• **Records for processing**:
_____
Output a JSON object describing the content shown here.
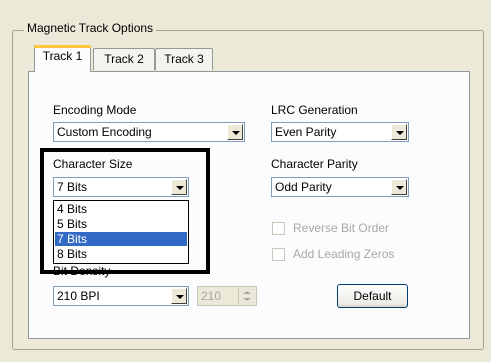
{
  "group": {
    "title": "Magnetic Track Options"
  },
  "tabs": [
    {
      "label": "Track 1",
      "active": true
    },
    {
      "label": "Track 2",
      "active": false
    },
    {
      "label": "Track 3",
      "active": false
    }
  ],
  "encoding_mode": {
    "label": "Encoding Mode",
    "value": "Custom Encoding"
  },
  "lrc_generation": {
    "label": "LRC Generation",
    "value": "Even Parity"
  },
  "character_size": {
    "label": "Character Size",
    "value": "7 Bits",
    "options": [
      "4 Bits",
      "5 Bits",
      "7 Bits",
      "8 Bits"
    ],
    "selected_index": 2
  },
  "character_parity": {
    "label": "Character Parity",
    "value": "Odd Parity"
  },
  "reverse_bit_order": {
    "label": "Reverse Bit Order",
    "checked": false,
    "enabled": false
  },
  "add_leading_zeros": {
    "label": "Add Leading Zeros",
    "checked": false,
    "enabled": false
  },
  "bit_density": {
    "label": "Bit Density",
    "value": "210 BPI"
  },
  "spin": {
    "value": "210"
  },
  "default_button": {
    "label": "Default"
  },
  "colors": {
    "selection": "#316ac5",
    "highlight_box": "#000000",
    "background": "#ece9d8"
  }
}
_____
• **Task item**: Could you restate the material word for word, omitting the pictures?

• **Solution to this exercise**:
Output a JSON object describing the content shown here.
{
  "group": {
    "title": "Magnetic Track Options"
  },
  "tabs": [
    {
      "label": "Track 1",
      "active": true
    },
    {
      "label": "Track 2",
      "active": false
    },
    {
      "label": "Track 3",
      "active": false
    }
  ],
  "encoding_mode": {
    "label": "Encoding Mode",
    "value": "Custom Encoding"
  },
  "lrc_generation": {
    "label": "LRC Generation",
    "value": "Even Parity"
  },
  "character_size": {
    "label": "Character Size",
    "value": "7 Bits",
    "options": [
      "4 Bits",
      "5 Bits",
      "7 Bits",
      "8 Bits"
    ],
    "selected_index": 2
  },
  "character_parity": {
    "label": "Character Parity",
    "value": "Odd Parity"
  },
  "reverse_bit_order": {
    "label": "Reverse Bit Order",
    "checked": false,
    "enabled": false
  },
  "add_leading_zeros": {
    "label": "Add Leading Zeros",
    "checked": false,
    "enabled": false
  },
  "bit_density": {
    "label": "Bit Density",
    "value": "210 BPI"
  },
  "spin": {
    "value": "210"
  },
  "default_button": {
    "label": "Default"
  },
  "colors": {
    "selection": "#316ac5",
    "highlight_box": "#000000",
    "background": "#ece9d8"
  }
}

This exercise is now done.